Online: 17 July 2020 (14:20:55 CEST)
The purpose of this paper is to simulate a two-dimensional Rayleigh-Taylor instability problem using the classical method of Finite Element analysis of a multiphase model using ANSYS FLUENT 19.2. The governing equations consist of a system of coupled nonlinear partial differential equations for conservation of mass, momentum and phase transport equations. The study focuses on the transient state simulation of Rayleigh Taylor waves and subsequent turbulent mixing in the two phases incorporated in the model. The Rayleigh Taylor instability is an instability of an interface between two fluids of different densities which occurs when the lighter fluid is pushing the heavier fluid in a gravitational field. The problem was governed by the Navier-Stokes and Cahn-Hilliard equations in a primitive variable formulation. The Cahn- Hilliard equations were used to capture the interface between two fluids systems. The objective of this article is to perform grid dependency test on Rayleigh Taylor Instability for 2 different mesh size and compare the results for the variation in Atwood Number. The results were validated with the observations from previous published literatures.
ARTICLE | doi:10.20944/preprints202107.0629.v1
Subject: Engineering, Automotive Engineering Keywords: phase-field; multiphase-field; grey cast iron; brittle fracture; ductile fracture; anisotropic fracture
Online: 28 July 2021 (12:16:13 CEST)
In this work, a small-strain phase-field model is presented, which is able to predict crack propagation in systems with anisotropic brittle and ductile constituents. To model the anisotropic brittle crack propagation, an anisotropic critical energy release rate is used. The brittle constituents behave linear-elastically, in a transversely isotropic manner. Ductile crack growth is realised by a special crack degradation function, depending on the accumulated plastic strain, which is calculated by following the J2-plasticity theory. The mechanical jump conditions are applied in solid-solid phase transition regions. The influence of the relevant model parameters on a crack, propagating through a planar brittle-ductile interface, and furthermore a crack developing in a domain with a single anisotropic brittle ellipsoid, embedded in a ductile matrix, is investigated. We demonstrate that important properties, concerning the mechanical behaviour of grey cast iron, such as the favoured growth of cracks along the graphite lamellae and the tension-compression load asymmetry of the stress-strain response, are covered by the model. The behaviour is analysed on basis of a simulation domain consisting of three differently oriented elliptical inclusions, embedded in a ductile matrix, which is subjected to tensile and compressive load. The used material parameters correspond to graphite lamellae and pearlite.

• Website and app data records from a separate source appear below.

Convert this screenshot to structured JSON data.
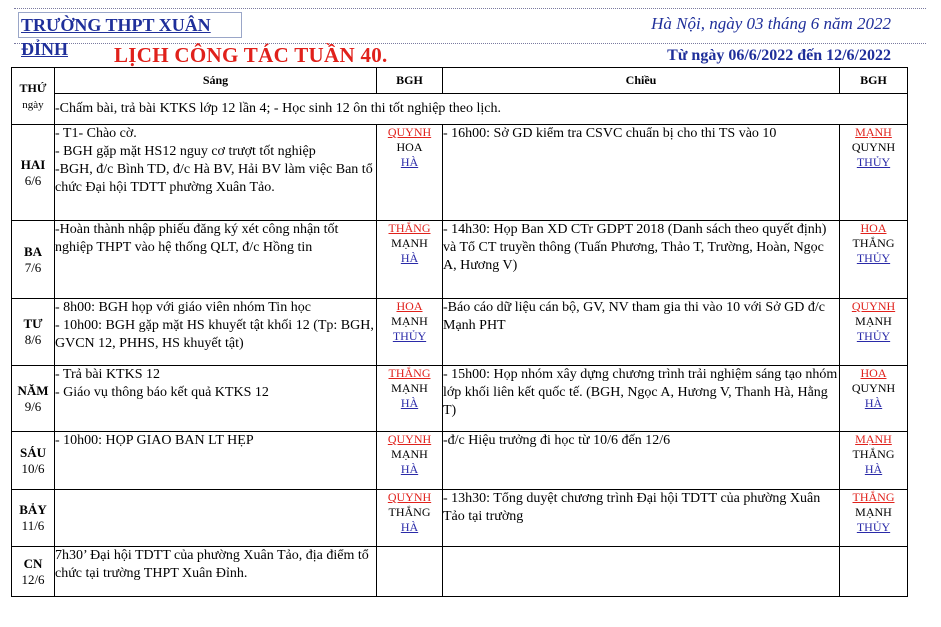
{
  "header": {
    "school": "TRƯỜNG THPT XUÂN ĐỈNH",
    "dateline": "Hà Nội, ngày 03 tháng 6  năm 2022",
    "title": "LỊCH CÔNG TÁC TUẦN 40.",
    "range": "Từ ngày 06/6/2022 đến 12/6/2022"
  },
  "columns": {
    "day_top": "THỨ",
    "day_bottom": "ngày",
    "morning": "Sáng",
    "bgh1": "BGH",
    "afternoon": "Chiều",
    "bgh2": "BGH"
  },
  "week_note": "-Chấm bài, trả bài KTKS lớp 12 lần 4;  - Học sinh 12 ôn thi tốt nghiệp theo lịch.",
  "days": [
    {
      "name": "HAI",
      "date": "6/6",
      "morning": [
        "- T1- Chào cờ.",
        "- BGH gặp mặt HS12 nguy cơ trượt tốt nghiệp",
        "-BGH, đ/c Bình TD, đ/c Hà BV, Hải BV làm việc Ban tổ chức Đại hội TDTT phường Xuân Tảo."
      ],
      "bgh_morning": [
        {
          "name": "QUYNH",
          "style": "red"
        },
        {
          "name": "HOA",
          "style": "plain"
        },
        {
          "name": "HÀ",
          "style": "blue"
        }
      ],
      "afternoon": [
        " - 16h00: Sở GD kiểm tra CSVC chuẩn bị cho thi TS vào 10"
      ],
      "bgh_afternoon": [
        {
          "name": "MẠNH",
          "style": "red"
        },
        {
          "name": "QUYNH",
          "style": "plain"
        },
        {
          "name": "THỦY",
          "style": "blue"
        }
      ]
    },
    {
      "name": "BA",
      "date": "7/6",
      "morning": [
        "-Hoàn thành nhập phiếu đăng ký xét công nhận tốt nghiệp THPT vào hệ thống QLT, đ/c Hồng tin"
      ],
      "bgh_morning": [
        {
          "name": "THẮNG",
          "style": "red"
        },
        {
          "name": "MẠNH",
          "style": "plain"
        },
        {
          "name": "HÀ",
          "style": "blue"
        }
      ],
      "afternoon": [
        " - 14h30: Họp Ban XD CTr GDPT 2018 (Danh sách theo quyết định) và Tổ CT truyền thông (Tuấn Phương, Thảo T, Trường, Hoàn, Ngọc A, Hương V)"
      ],
      "bgh_afternoon": [
        {
          "name": "HOA",
          "style": "red"
        },
        {
          "name": "THẮNG",
          "style": "plain"
        },
        {
          "name": "THỦY",
          "style": "blue"
        }
      ]
    },
    {
      "name": "TƯ",
      "date": "8/6",
      "morning": [
        " - 8h00: BGH họp với giáo viên nhóm Tin học",
        " - 10h00: BGH gặp mặt HS khuyết tật khối 12 (Tp: BGH, GVCN 12, PHHS, HS khuyết tật)"
      ],
      "bgh_morning": [
        {
          "name": "HOA",
          "style": "red"
        },
        {
          "name": "MẠNH",
          "style": "plain"
        },
        {
          "name": "THỦY",
          "style": "blue"
        }
      ],
      "afternoon": [
        "-Báo cáo dữ liệu cán bộ, GV, NV tham gia thi vào 10 với Sở GD đ/c Mạnh PHT"
      ],
      "bgh_afternoon": [
        {
          "name": "QUYNH",
          "style": "red"
        },
        {
          "name": "MẠNH",
          "style": "plain"
        },
        {
          "name": "THỦY",
          "style": "blue"
        }
      ]
    },
    {
      "name": "NĂM",
      "date": "9/6",
      "morning": [
        " - Trả bài KTKS 12",
        " - Giáo vụ thông báo kết quả KTKS 12"
      ],
      "bgh_morning": [
        {
          "name": "THẮNG",
          "style": "red"
        },
        {
          "name": "MẠNH",
          "style": "plain"
        },
        {
          "name": "HÀ",
          "style": "blue"
        }
      ],
      "afternoon": [
        " - 15h00: Họp nhóm xây dựng chương trình trải nghiệm sáng tạo nhóm lớp khối liên kết quốc tế. (BGH, Ngọc A, Hương V, Thanh Hà, Hằng T)"
      ],
      "bgh_afternoon": [
        {
          "name": "HOA",
          "style": "red"
        },
        {
          "name": "QUYNH",
          "style": "plain"
        },
        {
          "name": "HÀ",
          "style": "blue"
        }
      ]
    },
    {
      "name": "SÁU",
      "date": "10/6",
      "morning": [
        " - 10h00: HỌP GIAO BAN LT HẸP"
      ],
      "bgh_morning": [
        {
          "name": "QUYNH",
          "style": "red"
        },
        {
          "name": "MẠNH",
          "style": "plain"
        },
        {
          "name": "HÀ",
          "style": "blue"
        }
      ],
      "afternoon": [
        "-đ/c Hiệu trưởng đi học từ 10/6 đến 12/6"
      ],
      "bgh_afternoon": [
        {
          "name": "MẠNH",
          "style": "red"
        },
        {
          "name": "THẮNG",
          "style": "plain"
        },
        {
          "name": "HÀ",
          "style": "blue"
        }
      ]
    },
    {
      "name": "BẢY",
      "date": "11/6",
      "morning": [
        ""
      ],
      "bgh_morning": [
        {
          "name": "QUYNH",
          "style": "red"
        },
        {
          "name": "THẮNG",
          "style": "plain"
        },
        {
          "name": "HÀ",
          "style": "blue"
        }
      ],
      "afternoon": [
        " - 13h30: Tổng duyệt chương trình Đại hội TDTT của phường Xuân Tảo tại trường"
      ],
      "bgh_afternoon": [
        {
          "name": "THẮNG",
          "style": "red"
        },
        {
          "name": "MẠNH",
          "style": "plain"
        },
        {
          "name": "THỦY",
          "style": "blue"
        }
      ]
    },
    {
      "name": "CN",
      "date": "12/6",
      "morning": [
        "7h30’ Đại hội TDTT của phường Xuân Tảo, địa điểm tổ chức tại trường THPT Xuân Đỉnh."
      ],
      "bgh_morning": [],
      "afternoon": [
        ""
      ],
      "bgh_afternoon": []
    }
  ]
}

Subject: Engineering, Other Keywords: modeling; design; optimization; multiphase; minerals processing; computational fluid dynamic; flotation; leaching; response surface methodology; artificial intelligence; hydrocyclone; global sensitivity analysis
Online: 7 November 2019 (03:56:39 CET)
Multiphase systems are important in minerals processing, and usually include solid-solid and solid-fluid systems. Examples of operations in multiphase systems include flotation, dewatering, and magnetic separation, among several other unit operations. In this paper, the current trends in the process system engineering tasks of modeling, design, and optimization, in multiphase systems, are analyzed. Different scales of size and time are included, and therefore the analysis includes modeling at the molecular level and unit operation level, and the application of optimization for the design of a plant. New strategies for the modeling and optimization of multiphase systems are also included, with a strong focus on the application of artificial intelligence (AI) and the combination of experimentation and modeling with response surface methodology (RSM). The paper finishes with tools to study the uncertainty, both epistemic and stochastic, which is present in all mineral processing operations. It is shown that all these areas are very active and can help to understand, operate, design, and optimize mineral processing that involves multiphase systems.